Data about app and page elements:

↓↓↓

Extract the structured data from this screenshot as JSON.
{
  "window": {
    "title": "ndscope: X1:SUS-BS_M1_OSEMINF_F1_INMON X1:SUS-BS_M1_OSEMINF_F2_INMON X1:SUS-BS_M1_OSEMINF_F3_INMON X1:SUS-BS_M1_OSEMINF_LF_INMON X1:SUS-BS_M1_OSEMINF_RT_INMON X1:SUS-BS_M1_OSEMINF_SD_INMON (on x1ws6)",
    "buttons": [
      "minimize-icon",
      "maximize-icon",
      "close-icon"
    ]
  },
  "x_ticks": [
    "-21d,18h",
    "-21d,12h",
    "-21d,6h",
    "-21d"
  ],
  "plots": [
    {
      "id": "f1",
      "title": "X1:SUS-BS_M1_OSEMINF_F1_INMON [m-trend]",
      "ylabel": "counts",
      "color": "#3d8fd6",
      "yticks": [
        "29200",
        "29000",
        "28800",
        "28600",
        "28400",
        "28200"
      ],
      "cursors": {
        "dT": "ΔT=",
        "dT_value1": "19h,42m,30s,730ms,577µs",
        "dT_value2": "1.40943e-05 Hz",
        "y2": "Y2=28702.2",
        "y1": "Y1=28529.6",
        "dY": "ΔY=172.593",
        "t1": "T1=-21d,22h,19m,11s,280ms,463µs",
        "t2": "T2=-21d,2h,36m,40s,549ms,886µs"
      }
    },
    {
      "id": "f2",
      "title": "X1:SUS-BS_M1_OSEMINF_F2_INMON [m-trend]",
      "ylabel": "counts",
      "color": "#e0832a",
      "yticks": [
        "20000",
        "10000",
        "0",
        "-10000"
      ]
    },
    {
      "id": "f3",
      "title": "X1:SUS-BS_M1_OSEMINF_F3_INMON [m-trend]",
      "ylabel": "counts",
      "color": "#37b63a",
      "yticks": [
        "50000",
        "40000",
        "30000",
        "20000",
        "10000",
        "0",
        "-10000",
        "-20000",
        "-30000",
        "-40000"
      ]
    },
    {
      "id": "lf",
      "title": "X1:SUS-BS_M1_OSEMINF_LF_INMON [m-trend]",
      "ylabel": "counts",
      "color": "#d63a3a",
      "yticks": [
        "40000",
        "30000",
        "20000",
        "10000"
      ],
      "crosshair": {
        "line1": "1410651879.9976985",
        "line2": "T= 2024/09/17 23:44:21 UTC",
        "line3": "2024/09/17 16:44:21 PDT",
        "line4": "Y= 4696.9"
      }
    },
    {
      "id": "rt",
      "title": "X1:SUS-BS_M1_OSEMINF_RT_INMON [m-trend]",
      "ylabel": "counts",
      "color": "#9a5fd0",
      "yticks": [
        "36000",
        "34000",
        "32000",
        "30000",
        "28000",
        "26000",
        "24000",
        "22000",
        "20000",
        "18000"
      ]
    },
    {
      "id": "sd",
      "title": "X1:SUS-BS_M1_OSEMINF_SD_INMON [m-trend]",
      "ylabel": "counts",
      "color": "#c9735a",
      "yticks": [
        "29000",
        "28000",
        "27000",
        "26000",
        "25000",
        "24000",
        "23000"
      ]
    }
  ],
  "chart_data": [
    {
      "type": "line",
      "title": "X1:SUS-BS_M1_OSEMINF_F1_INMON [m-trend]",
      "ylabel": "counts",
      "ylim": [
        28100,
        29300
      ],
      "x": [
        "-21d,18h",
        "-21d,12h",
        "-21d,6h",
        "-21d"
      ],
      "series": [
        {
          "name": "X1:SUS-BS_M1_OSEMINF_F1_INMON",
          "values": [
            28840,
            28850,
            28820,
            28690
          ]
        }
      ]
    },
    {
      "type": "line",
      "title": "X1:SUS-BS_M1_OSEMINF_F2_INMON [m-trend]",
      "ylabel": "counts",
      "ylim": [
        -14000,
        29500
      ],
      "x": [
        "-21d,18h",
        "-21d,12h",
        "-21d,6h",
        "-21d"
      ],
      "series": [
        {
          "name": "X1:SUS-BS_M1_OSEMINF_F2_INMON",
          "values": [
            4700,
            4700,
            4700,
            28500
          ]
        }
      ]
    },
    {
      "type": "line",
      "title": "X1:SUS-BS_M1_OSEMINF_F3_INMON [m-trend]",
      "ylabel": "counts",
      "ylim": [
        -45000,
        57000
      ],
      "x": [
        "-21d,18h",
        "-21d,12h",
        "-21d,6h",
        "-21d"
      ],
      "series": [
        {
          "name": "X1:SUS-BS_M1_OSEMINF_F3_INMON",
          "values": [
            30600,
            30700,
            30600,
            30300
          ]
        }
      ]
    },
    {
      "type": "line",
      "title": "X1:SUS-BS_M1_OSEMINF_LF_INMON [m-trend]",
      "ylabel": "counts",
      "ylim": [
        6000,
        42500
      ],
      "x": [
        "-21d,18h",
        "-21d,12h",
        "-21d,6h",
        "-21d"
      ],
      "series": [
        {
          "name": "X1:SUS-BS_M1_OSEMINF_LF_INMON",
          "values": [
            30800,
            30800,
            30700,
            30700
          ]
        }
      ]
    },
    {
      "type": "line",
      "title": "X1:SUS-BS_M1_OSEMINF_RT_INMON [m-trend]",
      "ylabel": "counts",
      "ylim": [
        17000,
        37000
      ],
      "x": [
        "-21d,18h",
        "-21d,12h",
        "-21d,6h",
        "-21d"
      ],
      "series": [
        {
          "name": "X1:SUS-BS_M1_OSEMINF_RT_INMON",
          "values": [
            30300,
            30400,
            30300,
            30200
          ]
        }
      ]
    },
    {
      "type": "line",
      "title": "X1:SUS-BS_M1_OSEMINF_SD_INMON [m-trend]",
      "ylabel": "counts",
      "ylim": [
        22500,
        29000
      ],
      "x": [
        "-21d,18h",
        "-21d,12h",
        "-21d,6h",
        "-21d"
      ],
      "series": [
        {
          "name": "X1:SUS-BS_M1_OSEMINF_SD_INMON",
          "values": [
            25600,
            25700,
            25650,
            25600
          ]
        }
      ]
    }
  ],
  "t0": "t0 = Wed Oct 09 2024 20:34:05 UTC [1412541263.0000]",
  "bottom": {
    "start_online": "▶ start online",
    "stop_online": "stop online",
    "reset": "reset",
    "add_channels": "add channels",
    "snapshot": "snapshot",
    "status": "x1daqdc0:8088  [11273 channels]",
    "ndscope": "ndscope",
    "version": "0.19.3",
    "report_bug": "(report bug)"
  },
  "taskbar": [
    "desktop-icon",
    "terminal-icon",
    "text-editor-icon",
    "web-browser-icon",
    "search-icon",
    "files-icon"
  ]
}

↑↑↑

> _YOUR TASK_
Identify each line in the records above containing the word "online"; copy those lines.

> _ANSWER AREA_
    "start_online": "▶ start online",
    "stop_online": "stop online",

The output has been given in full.